[Records to use]

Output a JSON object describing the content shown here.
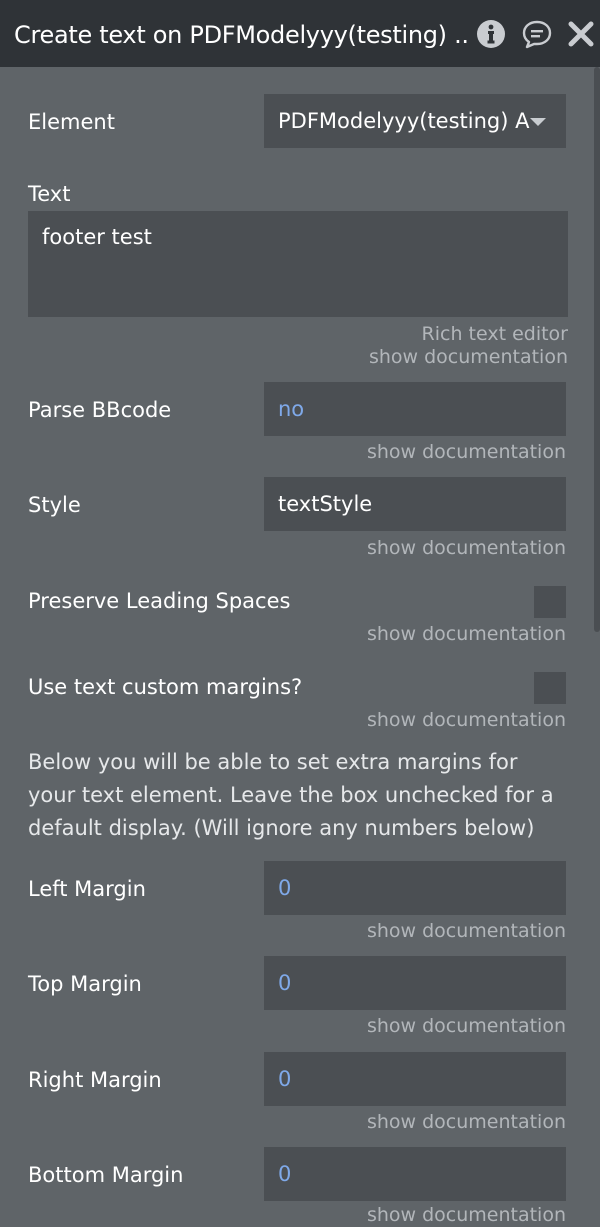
{
  "header": {
    "title": "Create text on PDFModelyyy(testing) ...",
    "icons": [
      "info-icon",
      "comment-icon",
      "close-icon"
    ]
  },
  "fields": {
    "element": {
      "label": "Element",
      "value": "PDFModelyyy(testing) A"
    },
    "text": {
      "label": "Text",
      "value": "footer test",
      "hint": "Rich text editor",
      "doc": "show documentation"
    },
    "parse_bbcode": {
      "label": "Parse BBcode",
      "value": "no",
      "doc": "show documentation"
    },
    "style": {
      "label": "Style",
      "value": "textStyle",
      "doc": "show documentation"
    },
    "preserve_spaces": {
      "label": "Preserve Leading Spaces",
      "checked": false,
      "doc": "show documentation"
    },
    "custom_margins": {
      "label": "Use text custom margins?",
      "checked": false,
      "doc": "show documentation"
    },
    "margins_note": "Below you will be able to set extra margins for your text element. Leave the box unchecked for a default display. (Will ignore any numbers below)",
    "left_margin": {
      "label": "Left Margin",
      "value": "0",
      "doc": "show documentation"
    },
    "top_margin": {
      "label": "Top Margin",
      "value": "0",
      "doc": "show documentation"
    },
    "right_margin": {
      "label": "Right Margin",
      "value": "0",
      "doc": "show documentation"
    },
    "bottom_margin": {
      "label": "Bottom Margin",
      "value": "0",
      "doc": "show documentation"
    }
  },
  "colors": {
    "panel_bg": "#5f6468",
    "header_bg": "#2f3337",
    "field_bg": "#4b4f53",
    "dynamic_value": "#7fa9e9",
    "doc_link": "#b2b6ba"
  }
}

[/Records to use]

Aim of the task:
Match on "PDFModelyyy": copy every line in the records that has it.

Written answer:
    "title": "Create text on PDFModelyyy(testing) ...",
      "value": "PDFModelyyy(testing) A"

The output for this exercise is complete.